» THE PROBLEM: Lines with "price" in the records below: say how many there are, and add nothing.

» SOURCE RECORDS:

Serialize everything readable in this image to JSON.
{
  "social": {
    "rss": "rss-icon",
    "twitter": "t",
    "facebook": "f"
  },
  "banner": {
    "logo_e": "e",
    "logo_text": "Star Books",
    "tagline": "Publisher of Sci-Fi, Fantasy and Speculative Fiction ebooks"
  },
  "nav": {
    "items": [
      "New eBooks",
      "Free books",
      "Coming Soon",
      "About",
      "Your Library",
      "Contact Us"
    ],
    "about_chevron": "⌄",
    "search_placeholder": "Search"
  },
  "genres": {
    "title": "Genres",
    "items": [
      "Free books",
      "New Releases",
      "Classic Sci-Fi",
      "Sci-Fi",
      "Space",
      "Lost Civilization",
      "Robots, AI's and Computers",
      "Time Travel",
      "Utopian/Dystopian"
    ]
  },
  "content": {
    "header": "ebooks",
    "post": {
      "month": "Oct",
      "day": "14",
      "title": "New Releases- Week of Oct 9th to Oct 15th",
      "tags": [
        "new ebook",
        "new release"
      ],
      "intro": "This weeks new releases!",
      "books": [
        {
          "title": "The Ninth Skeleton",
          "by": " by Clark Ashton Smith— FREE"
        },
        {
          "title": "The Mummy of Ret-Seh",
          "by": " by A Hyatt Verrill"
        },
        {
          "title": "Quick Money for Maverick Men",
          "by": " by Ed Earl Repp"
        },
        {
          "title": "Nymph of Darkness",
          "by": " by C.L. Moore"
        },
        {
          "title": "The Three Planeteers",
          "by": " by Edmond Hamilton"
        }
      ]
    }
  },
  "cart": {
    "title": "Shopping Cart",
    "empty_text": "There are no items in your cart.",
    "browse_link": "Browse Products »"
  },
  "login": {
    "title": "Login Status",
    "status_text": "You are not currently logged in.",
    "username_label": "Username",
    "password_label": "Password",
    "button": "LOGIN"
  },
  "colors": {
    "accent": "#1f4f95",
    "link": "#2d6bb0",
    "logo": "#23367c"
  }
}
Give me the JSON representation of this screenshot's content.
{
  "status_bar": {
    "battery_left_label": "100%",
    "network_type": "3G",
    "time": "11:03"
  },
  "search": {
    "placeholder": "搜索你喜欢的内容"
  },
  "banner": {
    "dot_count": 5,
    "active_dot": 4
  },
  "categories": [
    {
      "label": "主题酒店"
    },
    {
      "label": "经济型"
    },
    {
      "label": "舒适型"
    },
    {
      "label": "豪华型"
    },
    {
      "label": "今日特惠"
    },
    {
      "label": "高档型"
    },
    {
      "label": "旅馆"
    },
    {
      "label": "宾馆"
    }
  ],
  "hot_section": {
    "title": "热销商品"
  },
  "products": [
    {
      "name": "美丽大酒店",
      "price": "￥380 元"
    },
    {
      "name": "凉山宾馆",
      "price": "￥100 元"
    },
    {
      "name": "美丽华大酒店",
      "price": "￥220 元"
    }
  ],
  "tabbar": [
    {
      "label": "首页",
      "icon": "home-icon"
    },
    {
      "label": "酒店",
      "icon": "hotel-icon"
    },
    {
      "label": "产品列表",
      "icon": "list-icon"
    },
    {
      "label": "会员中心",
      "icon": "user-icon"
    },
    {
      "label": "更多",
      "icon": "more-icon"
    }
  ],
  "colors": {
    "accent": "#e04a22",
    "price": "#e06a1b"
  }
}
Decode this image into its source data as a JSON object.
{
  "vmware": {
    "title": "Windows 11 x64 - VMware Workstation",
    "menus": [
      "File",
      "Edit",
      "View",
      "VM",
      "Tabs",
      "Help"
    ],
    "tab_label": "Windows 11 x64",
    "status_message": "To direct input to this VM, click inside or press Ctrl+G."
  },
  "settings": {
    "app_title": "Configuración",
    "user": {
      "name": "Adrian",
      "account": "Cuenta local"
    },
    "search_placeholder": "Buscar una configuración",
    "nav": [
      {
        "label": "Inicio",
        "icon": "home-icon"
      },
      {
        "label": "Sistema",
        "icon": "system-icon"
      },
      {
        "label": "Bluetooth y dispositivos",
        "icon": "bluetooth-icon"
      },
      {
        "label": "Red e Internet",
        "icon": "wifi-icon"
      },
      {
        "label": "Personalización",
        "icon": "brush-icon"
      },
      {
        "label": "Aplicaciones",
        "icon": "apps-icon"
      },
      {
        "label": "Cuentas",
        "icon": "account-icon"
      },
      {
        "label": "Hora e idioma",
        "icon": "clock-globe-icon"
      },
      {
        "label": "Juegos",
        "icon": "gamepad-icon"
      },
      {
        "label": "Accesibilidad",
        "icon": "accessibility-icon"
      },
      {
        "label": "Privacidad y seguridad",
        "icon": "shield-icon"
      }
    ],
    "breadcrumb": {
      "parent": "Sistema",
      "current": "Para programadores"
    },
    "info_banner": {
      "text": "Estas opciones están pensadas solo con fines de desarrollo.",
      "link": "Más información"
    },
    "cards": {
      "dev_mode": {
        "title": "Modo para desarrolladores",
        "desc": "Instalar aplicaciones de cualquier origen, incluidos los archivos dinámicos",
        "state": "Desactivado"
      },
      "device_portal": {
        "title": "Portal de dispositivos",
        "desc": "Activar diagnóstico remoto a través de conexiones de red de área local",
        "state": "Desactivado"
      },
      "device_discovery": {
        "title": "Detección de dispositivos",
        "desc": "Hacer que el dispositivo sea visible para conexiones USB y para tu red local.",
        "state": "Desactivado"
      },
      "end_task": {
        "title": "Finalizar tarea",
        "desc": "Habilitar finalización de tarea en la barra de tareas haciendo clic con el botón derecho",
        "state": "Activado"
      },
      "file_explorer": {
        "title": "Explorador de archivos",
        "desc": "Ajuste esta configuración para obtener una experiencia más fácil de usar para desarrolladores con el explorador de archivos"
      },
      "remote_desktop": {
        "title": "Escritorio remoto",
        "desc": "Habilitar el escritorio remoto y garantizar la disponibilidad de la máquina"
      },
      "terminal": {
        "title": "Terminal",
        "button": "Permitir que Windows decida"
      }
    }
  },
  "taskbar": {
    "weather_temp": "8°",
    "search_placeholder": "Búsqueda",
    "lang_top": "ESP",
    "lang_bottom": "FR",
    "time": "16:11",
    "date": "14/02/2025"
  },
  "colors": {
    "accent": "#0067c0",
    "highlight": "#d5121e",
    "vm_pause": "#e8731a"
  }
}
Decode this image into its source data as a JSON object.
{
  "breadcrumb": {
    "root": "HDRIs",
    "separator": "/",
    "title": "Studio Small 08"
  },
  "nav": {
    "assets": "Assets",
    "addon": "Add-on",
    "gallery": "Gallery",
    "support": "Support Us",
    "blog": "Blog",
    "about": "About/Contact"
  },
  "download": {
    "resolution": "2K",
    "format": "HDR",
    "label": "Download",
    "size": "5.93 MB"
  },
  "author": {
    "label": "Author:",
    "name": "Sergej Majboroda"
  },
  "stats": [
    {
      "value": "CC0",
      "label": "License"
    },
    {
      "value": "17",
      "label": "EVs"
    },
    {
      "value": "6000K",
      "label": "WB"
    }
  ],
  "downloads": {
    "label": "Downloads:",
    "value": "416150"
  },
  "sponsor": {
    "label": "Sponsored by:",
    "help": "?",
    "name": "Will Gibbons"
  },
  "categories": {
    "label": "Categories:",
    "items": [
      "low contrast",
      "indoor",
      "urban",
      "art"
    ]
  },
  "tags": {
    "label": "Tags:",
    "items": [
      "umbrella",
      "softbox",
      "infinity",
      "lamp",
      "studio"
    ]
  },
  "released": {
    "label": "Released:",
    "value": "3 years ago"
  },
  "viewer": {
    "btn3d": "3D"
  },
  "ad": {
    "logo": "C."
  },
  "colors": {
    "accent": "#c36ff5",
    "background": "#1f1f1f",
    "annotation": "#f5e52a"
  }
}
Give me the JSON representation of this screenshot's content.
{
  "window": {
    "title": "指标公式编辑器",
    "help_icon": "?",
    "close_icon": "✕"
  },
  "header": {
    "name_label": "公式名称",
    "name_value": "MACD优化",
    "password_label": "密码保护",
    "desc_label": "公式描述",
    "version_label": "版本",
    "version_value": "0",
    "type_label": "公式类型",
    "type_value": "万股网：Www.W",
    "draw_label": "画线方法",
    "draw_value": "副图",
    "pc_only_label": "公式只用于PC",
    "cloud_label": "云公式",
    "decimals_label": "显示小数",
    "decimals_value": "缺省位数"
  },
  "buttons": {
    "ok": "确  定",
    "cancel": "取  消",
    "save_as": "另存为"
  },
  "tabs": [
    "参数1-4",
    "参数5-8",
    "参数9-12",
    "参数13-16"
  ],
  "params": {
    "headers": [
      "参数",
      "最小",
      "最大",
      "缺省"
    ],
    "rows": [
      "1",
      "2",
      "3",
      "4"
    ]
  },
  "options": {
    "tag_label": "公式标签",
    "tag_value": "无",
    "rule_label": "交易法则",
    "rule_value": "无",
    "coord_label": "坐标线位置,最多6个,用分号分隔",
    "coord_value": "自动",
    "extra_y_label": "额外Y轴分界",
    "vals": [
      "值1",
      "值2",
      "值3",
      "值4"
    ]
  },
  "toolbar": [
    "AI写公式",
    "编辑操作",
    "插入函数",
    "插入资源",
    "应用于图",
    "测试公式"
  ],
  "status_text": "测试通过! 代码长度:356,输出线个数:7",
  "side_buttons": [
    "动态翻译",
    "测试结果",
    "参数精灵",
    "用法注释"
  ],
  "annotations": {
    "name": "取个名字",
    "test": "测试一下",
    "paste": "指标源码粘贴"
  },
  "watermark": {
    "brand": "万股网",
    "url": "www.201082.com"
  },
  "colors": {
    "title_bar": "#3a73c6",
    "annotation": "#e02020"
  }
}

» EXERCISE SOLUTION: 4